The Breast Milk Baby isn’t a new product – it was released in Spain a couple of years ago and sparked media interest here in the UK a few months back. Now the doll has been launched in America, it’s causing discussion and debate once more.
For those of you who haven’t come across it before, the doll is sold with a special bib that the child wears, and when the doll’s mouth is placed near the bib, its mouth moves like it’s feeding. This video shows how it works.
Critics of the doll – many of them parents themselves – say that it sexualises children and that it’s a disgusting way of forcing kids to grow up before they’re ready. Dennis Lewis, spokesman for Berjuan Toys has defended the doll, saying, “The whole purpose of The Breast Milk Baby is to teach children the nurturing skills they’ll need to raise their own healthy babies in the future We really don’t understand why this has created such controversy.”
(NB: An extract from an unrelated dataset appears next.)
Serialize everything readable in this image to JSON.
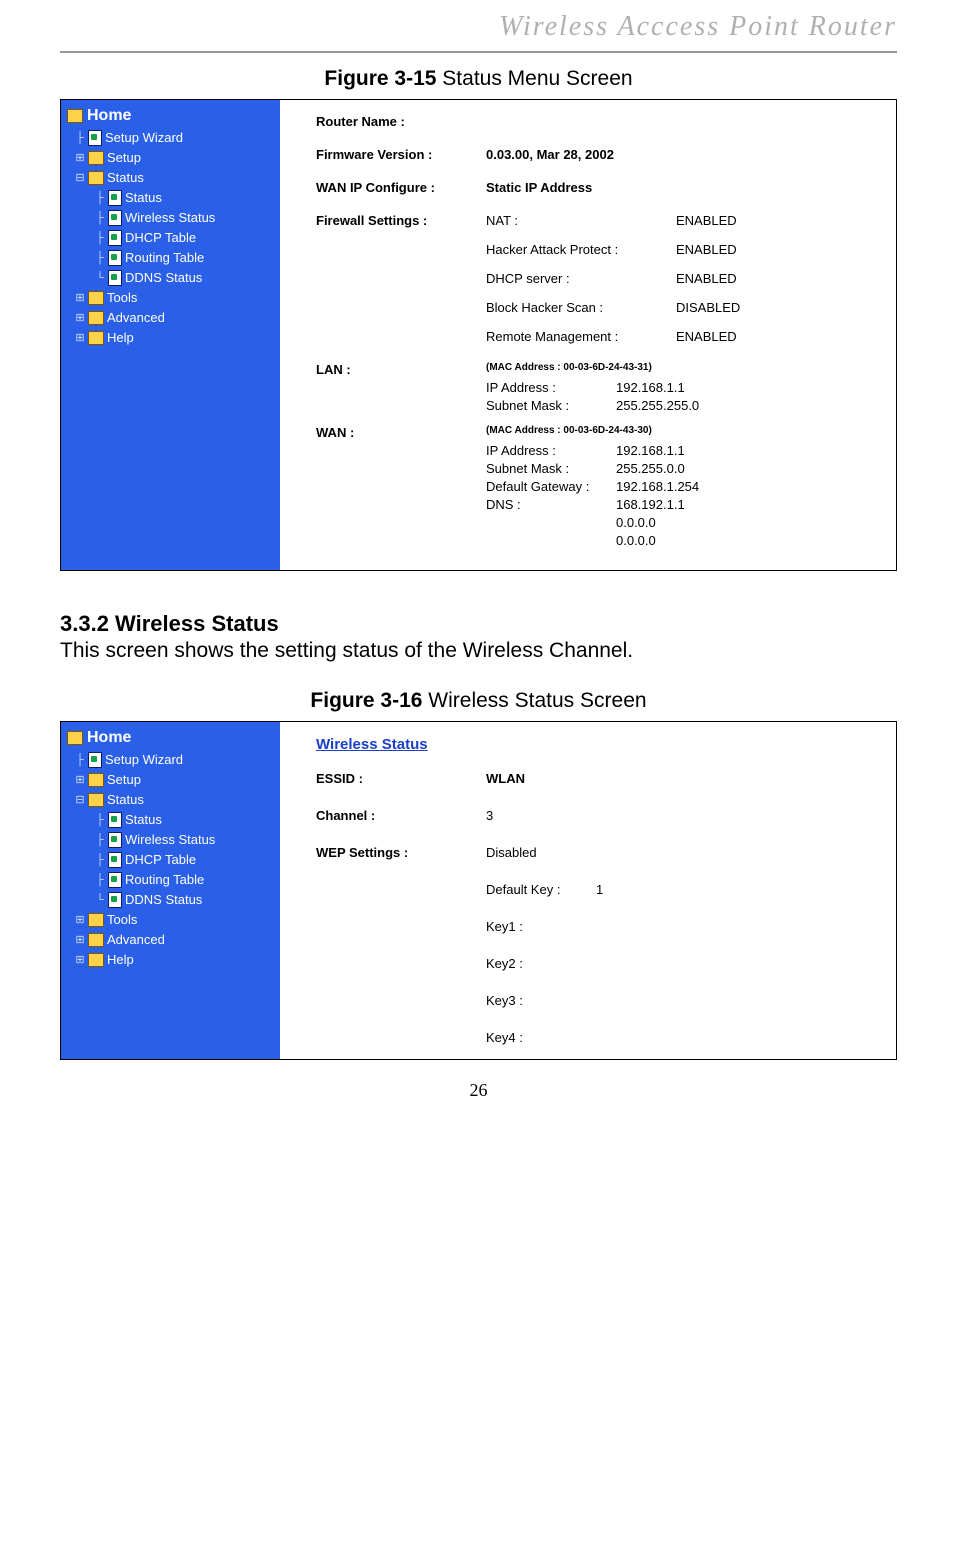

And I have to say, I agree with him. But while I do understand why the doll has caused controversy, the fact that it has, makes me feel quite sad.
To clarify some things at this point, I’m not what some people refer to as a ‘breastfeeding nazi’. My personal view is that breastfeeding is amazing and every mum should try it, since it’s proved to be the best start for your baby. But if mums have problems breastfeeding and it’s affecting their wellbeing and the baby’s wellbeing, switching to formula can often be the best thing all round.
In the ten months since having a baby, I’ve been properly impressed with the amount of support that exists for breastfeeding mums. Not only did the 2010 Equality Bill include clauses that prohibits discrimination against breastfeeding in public, but the NCT-run Breastfeeding Welcome Scheme allows cafés and restaurants to display a sticker, telling customers that they are happy for them to breastfeed there.
So, doesn’t the reaction to this doll undo the hard work that has been done in ‘normalising’ breastfeeding? Does using words like ‘disgusting’ make new mums reflect on themselves and what they’re doing?
Children have been playing with dolls since the dawn of time – it’s a fascinating topic in itself that toddlers very quickly become interested in other babies and often want a doll of their own to look after. Dolls that come with small plastic bottles have been available for years and no one (I’m guessing) complains that pretending to bottle feed a baby is forcing children to grow up too soon. Why does pretending to feed a baby in a way that we’re encouraged to believe is the best and most natural way, any different?